Saturday 15th November
United Reform Church, Southernhay
At this time of remembrance and with the special anniversaries which have been taking place this year the ESO chose the appropriate title “The Pity of War” for their concert. And what a good concert it was!
Gustav’s Holst’s Second Suite for Military Band made an excellent opener to the programme. The woodwind and brass created a warm, homogenous, well-blended sound with some very pleasing solos. This work is wonderfully tuneful – full of cheerful, foot-tapping melodies, which brought a smile to the faces of the audience and reminded me how important our folk tradition has been in melding us together and both reflecting and shaping our sense of national identity. This could only be British music, written with a sense of national pride. The evocative sentiment of the English pastoral landscape is at the heart of the second movement, where the band captured the essential loveliness of it all. The third movement was slightly rough and ready but perhaps this is in line with its title: “Song of the Blacksmith”. The finale “Dargason” is a rescoring of the finale of “The St Paul’s Suite” (for string orchestra) but works equally well for winds. It might have benefitted from a little more drive but overall the whole performance was impressive and most enjoyable.
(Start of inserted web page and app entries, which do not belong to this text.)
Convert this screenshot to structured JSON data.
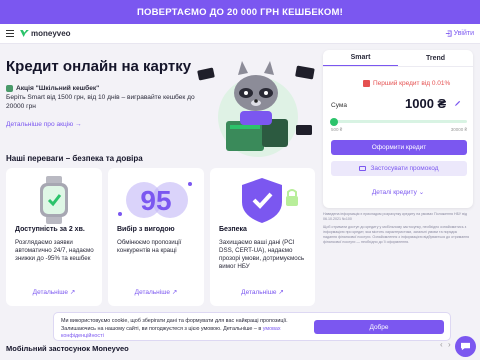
{
  "promo": {
    "text": "ПОВЕРТАЄМО ДО 20 000 ГРН КЕШБЕКОМ!"
  },
  "nav": {
    "logo": "moneyveo",
    "login": "Увійти"
  },
  "hero": {
    "title": "Кредит онлайн на картку",
    "action_title": "Акція \"Шкільний кешбек\"",
    "action_text": "Беріть Smart від 1500 грн, від 10 днів – вигравайте кешбек до 20000 грн",
    "action_link": "Детальніше про акцію"
  },
  "calc": {
    "tabs": [
      "Smart",
      "Trend"
    ],
    "first_credit": "Перший кредит від 0.01%",
    "sum_label": "Сума",
    "sum_value": "1000 ₴",
    "min": "500 ₴",
    "max": "30000 ₴",
    "slider_fraction": 0.02,
    "apply_button": "Оформити кредит",
    "promo_button": "Застосувати промокод",
    "details_link": "Деталі кредиту"
  },
  "legal": [
    "Наведена інформація є прикладом розрахунку кредиту на умовах Положення НБУ від 06.10.2021 №100",
    "Щоб отримати доступ до кредиту у мобільному застосунку, необхідно ознайомитись з інформацією про кредит, яка містить характеристики, загальні умови та порядок надання фінансової послуги. Ознайомлення з інформацією відбувається до отримання фінансової послуги — необхідно до її оформлення."
  ],
  "advantages": {
    "title": "Наші переваги – безпека та довіра",
    "items": [
      {
        "title": "Доступність за 2 хв.",
        "text": "Розглядаємо заявки автоматично 24/7, надаємо знижки до -95% та кешбек",
        "link": "Детальніше"
      },
      {
        "title": "Вибір з вигодою",
        "text": "Обмінюємо пропозиції конкурентів на кращі",
        "link": "Детальніше"
      },
      {
        "title": "Безпека",
        "text": "Захищаємо ваші дані (PCI DSS, CERT-UA), надаємо прозорі умови, дотримуємось вимог НБУ",
        "link": "Детальніше"
      }
    ],
    "badge_95": "95"
  },
  "cookie": {
    "text": "Ми використовуємо cookie, щоб зберігати дані та формувати для вас найкращі пропозиції. Залишаючись на нашому сайті, ви погоджуєтеся з цією умовою. Детальніше – в ",
    "link": "умовах конфіденційності",
    "button": "Добре"
  },
  "mobile": {
    "title": "Мобільний застосунок Moneyveo"
  },
  "colors": {
    "accent": "#7b57f0",
    "green": "#2cc36b",
    "bg": "#f3f2f7"
  }
}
Erich Korngold’s Violin Concerto in D major followed, with soloist Mihkel Kerem. This reviewer must put his personal prejudices on the table. This is not music for me – for me it is too overtly self-indulgent. However, the conductor, Brian Northcott, was clearly in sympathy with and fully understands the emotional nature of this piece and coaxed a fine performance from his players. The first movement was full of the rich, lush, post-romantic sound world. In the second movement, an extensive cantilena melodic outpouring for the soloist (in which he produced a sympathetic sound), the emotional flux was followed by the orchestral accompaniment, with detailed shaping. Here the audience seemed captivated. The performance of the third and final movement captured the zest and spiritedness of this quick-silver like music. The soloist displayed great technical facility and his performance was engaging, if at times lacking the full-bodied warmth which is needed in this repertoire.
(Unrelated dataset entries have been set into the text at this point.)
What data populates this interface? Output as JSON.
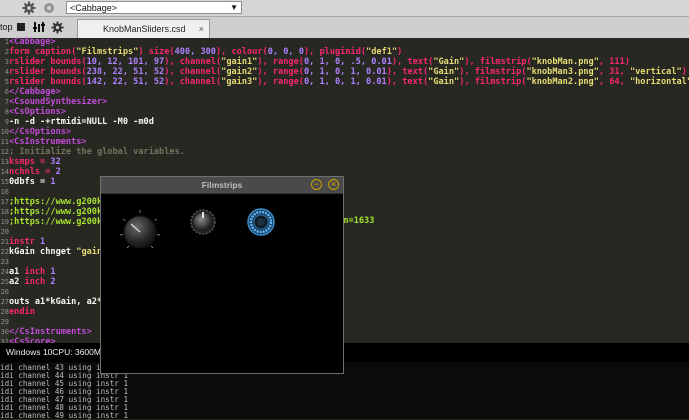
{
  "toolbar": {
    "combo_value": "<Cabbage>"
  },
  "tabbar": {
    "stop_label": "top",
    "tab_label": "KnobManSliders.csd",
    "tab_close": "×"
  },
  "editor": {
    "lines": [
      {
        "n": "1",
        "segs": [
          [
            "tag",
            "<Cabbage>"
          ]
        ]
      },
      {
        "n": "2",
        "segs": [
          [
            "kw",
            "form caption("
          ],
          [
            "str",
            "\"Filmstrips\""
          ],
          [
            "kw",
            ") size("
          ],
          [
            "num",
            "400, 300"
          ],
          [
            "kw",
            "), colour("
          ],
          [
            "num",
            "0, 0, 0"
          ],
          [
            "kw",
            "), pluginid("
          ],
          [
            "str",
            "\"def1\""
          ],
          [
            "kw",
            ")"
          ]
        ]
      },
      {
        "n": "3",
        "segs": [
          [
            "kw",
            "rslider bounds("
          ],
          [
            "num",
            "10, 12, 101, 97"
          ],
          [
            "kw",
            "), channel("
          ],
          [
            "str",
            "\"gain1\""
          ],
          [
            "kw",
            "), range("
          ],
          [
            "num",
            "0, 1, 0, .5, 0.01"
          ],
          [
            "kw",
            "), text("
          ],
          [
            "str",
            "\"Gain\""
          ],
          [
            "kw",
            "), filmstrip("
          ],
          [
            "str",
            "\"knobMan.png\""
          ],
          [
            "kw",
            ", 111)"
          ]
        ]
      },
      {
        "n": "4",
        "segs": [
          [
            "kw",
            "rslider bounds("
          ],
          [
            "num",
            "238, 22, 51, 52"
          ],
          [
            "kw",
            "), channel("
          ],
          [
            "str",
            "\"gain2\""
          ],
          [
            "kw",
            "), range("
          ],
          [
            "num",
            "0, 1, 0, 1, 0.01"
          ],
          [
            "kw",
            "), text("
          ],
          [
            "str",
            "\"Gain\""
          ],
          [
            "kw",
            "), filmstrip("
          ],
          [
            "str",
            "\"knobMan3.png\""
          ],
          [
            "kw",
            ", 31, "
          ],
          [
            "str",
            "\"vertical\""
          ],
          [
            "kw",
            ")"
          ]
        ]
      },
      {
        "n": "5",
        "segs": [
          [
            "kw",
            "rslider bounds("
          ],
          [
            "num",
            "142, 22, 51, 52"
          ],
          [
            "kw",
            "), channel("
          ],
          [
            "str",
            "\"gain3\""
          ],
          [
            "kw",
            "), range("
          ],
          [
            "num",
            "0, 1, 0, 1, 0.01"
          ],
          [
            "kw",
            "), text("
          ],
          [
            "str",
            "\"Gain\""
          ],
          [
            "kw",
            "), filmstrip("
          ],
          [
            "str",
            "\"knobMan2.png\""
          ],
          [
            "kw",
            ", 64, "
          ],
          [
            "str",
            "\"horizontal\""
          ],
          [
            "kw",
            ")"
          ]
        ]
      },
      {
        "n": "6",
        "segs": [
          [
            "tag",
            "</Cabbage>"
          ]
        ]
      },
      {
        "n": "7",
        "segs": [
          [
            "tag",
            "<CsoundSynthesizer>"
          ]
        ]
      },
      {
        "n": "8",
        "segs": [
          [
            "tag",
            "<CsOptions>"
          ]
        ]
      },
      {
        "n": "9",
        "segs": [
          [
            "plain",
            "-n -d -+rtmidi=NULL -M0 -m0d"
          ]
        ]
      },
      {
        "n": "10",
        "segs": [
          [
            "tag",
            "</CsOptions>"
          ]
        ]
      },
      {
        "n": "11",
        "segs": [
          [
            "tag",
            "<CsInstruments>"
          ]
        ]
      },
      {
        "n": "12",
        "segs": [
          [
            "cmt",
            "; Initialize the global variables."
          ]
        ]
      },
      {
        "n": "13",
        "segs": [
          [
            "kw",
            "ksmps = "
          ],
          [
            "num",
            "32"
          ]
        ]
      },
      {
        "n": "14",
        "segs": [
          [
            "kw",
            "nchnls = "
          ],
          [
            "num",
            "2"
          ]
        ]
      },
      {
        "n": "15",
        "segs": [
          [
            "plain",
            "0dbfs = "
          ],
          [
            "num",
            "1"
          ]
        ]
      },
      {
        "n": "16",
        "segs": [
          [
            "plain",
            ""
          ]
        ]
      },
      {
        "n": "17",
        "segs": [
          [
            "url",
            ";https://www.g200k"
          ]
        ]
      },
      {
        "n": "18",
        "segs": [
          [
            "url",
            ";https://www.g200k"
          ]
        ]
      },
      {
        "n": "19",
        "segs": [
          [
            "url",
            ";https://www.g200k"
          ]
        ]
      },
      {
        "n": "20",
        "segs": [
          [
            "plain",
            ""
          ]
        ]
      },
      {
        "n": "21",
        "segs": [
          [
            "kw",
            "instr "
          ],
          [
            "num",
            "1"
          ]
        ]
      },
      {
        "n": "22",
        "segs": [
          [
            "plain",
            "kGain chnget "
          ],
          [
            "str",
            "\"gain"
          ]
        ]
      },
      {
        "n": "23",
        "segs": [
          [
            "plain",
            ""
          ]
        ]
      },
      {
        "n": "24",
        "segs": [
          [
            "plain",
            "a1 "
          ],
          [
            "kw",
            "inch "
          ],
          [
            "num",
            "1"
          ]
        ]
      },
      {
        "n": "25",
        "segs": [
          [
            "plain",
            "a2 "
          ],
          [
            "kw",
            "inch "
          ],
          [
            "num",
            "2"
          ]
        ]
      },
      {
        "n": "26",
        "segs": [
          [
            "plain",
            ""
          ]
        ]
      },
      {
        "n": "27",
        "segs": [
          [
            "plain",
            "outs a1*kGain, a2*"
          ]
        ]
      },
      {
        "n": "28",
        "segs": [
          [
            "kw",
            "endin"
          ]
        ]
      },
      {
        "n": "29",
        "segs": [
          [
            "plain",
            ""
          ]
        ]
      },
      {
        "n": "30",
        "segs": [
          [
            "tag",
            "</CsInstruments>"
          ]
        ]
      },
      {
        "n": "31",
        "segs": [
          [
            "tag",
            "<CsScore>"
          ]
        ]
      }
    ],
    "hidden_url_tail_1": "25",
    "hidden_url_tail_2": "b&n=1633"
  },
  "console": {
    "header": "Windows 10CPU: 3600MHz",
    "lines": [
      "idi channel 43 using instr 1",
      "idi channel 44 using instr 1",
      "idi channel 45 using instr 1",
      "idi channel 46 using instr 1",
      "idi channel 47 using instr 1",
      "idi channel 48 using instr 1",
      "idi channel 49 using instr 1"
    ]
  },
  "popup": {
    "title": "Filmstrips",
    "minimize": "−",
    "close": "×"
  },
  "colors": {
    "tag": "#c24bd9",
    "keyword": "#f92672",
    "string": "#e6db74",
    "number": "#ae81ff",
    "comment": "#75715e",
    "url": "#a6e22e"
  }
}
After the interval we were treated to a performance of George Butterworth’s The Banks of Green Willow, written in 1913. This was a sensitive and enchanting performance of this enduring and quintessentially English music. Butterworth served as a lieutenant in the First World War. He was killed in 1916 at the Battle of the Somme. The quality of this piece leaves us to wonder what he might have achieved had it not been for war – just one aspect of the pity of war.
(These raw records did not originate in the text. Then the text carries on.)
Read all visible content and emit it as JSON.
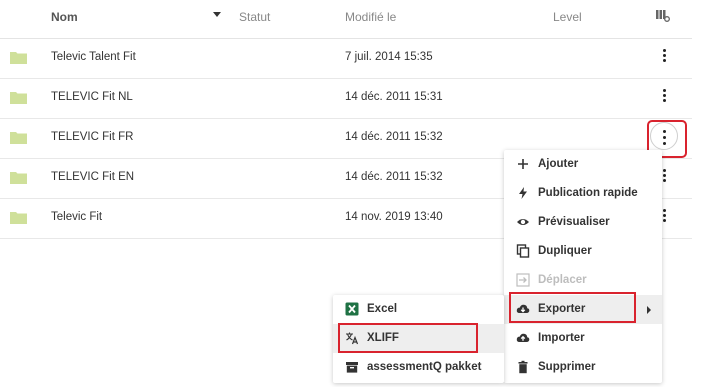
{
  "table": {
    "headers": {
      "name": "Nom",
      "status": "Statut",
      "modified": "Modifié le",
      "level": "Level"
    },
    "rows": [
      {
        "name": "Televic Talent Fit",
        "modified": "7 juil. 2014 15:35"
      },
      {
        "name": "TELEVIC Fit NL",
        "modified": "14 déc. 2011 15:31"
      },
      {
        "name": "TELEVIC Fit FR",
        "modified": "14 déc. 2011 15:32"
      },
      {
        "name": "TELEVIC Fit EN",
        "modified": "14 déc. 2011 15:32"
      },
      {
        "name": "Televic Fit",
        "modified": "14 nov. 2019 13:40"
      }
    ]
  },
  "context_menu": {
    "items": [
      {
        "label": "Ajouter",
        "icon": "plus-icon"
      },
      {
        "label": "Publication rapide",
        "icon": "lightning-icon"
      },
      {
        "label": "Prévisualiser",
        "icon": "eye-icon"
      },
      {
        "label": "Dupliquer",
        "icon": "copy-icon"
      },
      {
        "label": "Déplacer",
        "icon": "move-icon",
        "disabled": true
      },
      {
        "label": "Exporter",
        "icon": "cloud-download-icon",
        "has_submenu": true
      },
      {
        "label": "Importer",
        "icon": "cloud-upload-icon"
      },
      {
        "label": "Supprimer",
        "icon": "trash-icon"
      }
    ]
  },
  "export_submenu": {
    "items": [
      {
        "label": "Excel",
        "icon": "excel-icon"
      },
      {
        "label": "XLIFF",
        "icon": "translate-icon"
      },
      {
        "label": "assessmentQ pakket",
        "icon": "package-icon"
      }
    ]
  },
  "colors": {
    "folder": "#cfe09a",
    "highlight": "#d9232e",
    "excel": "#1f7244"
  }
}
The concert concluded with the most ambitious performance – Symphony No 6 in E minor by Ralph Vaughan Williams. Finished in 1948 and with its cataclysmic opening and the emotional tone throughout many have claimed that this work must have been influenced by war. Vaughan Williams himself denied this, stating the work had no overt programme. This may well be true; however, this piece takes us through an expressive journey which includes both the terrifying and, to use a fanciful analogy, a glacial wasteland and much emotional turmoil which lies in between. Such emotional states do not have to be inspired by or be indicative of war – but may be seen to have much to do with it! The orchestra seemed to grasp this work with both hands and perform it from the inside, displaying great understanding of its emotional content. It is not an easy work to play and they had clearly worked very hard at it; work which paid off in spades. I felt as if I had been through an emotional rollercoaster and taken to some very challenging (and questioning) places. Vaughan Williams may well be a composer with some technical limitations but he was a composer who often had something very important to say and this work is a good example of such where the content triumphs over whatever technical weaknesses there may be. I take my hat off to the conductor and orchestra for opening up this work and their achievement in this performance.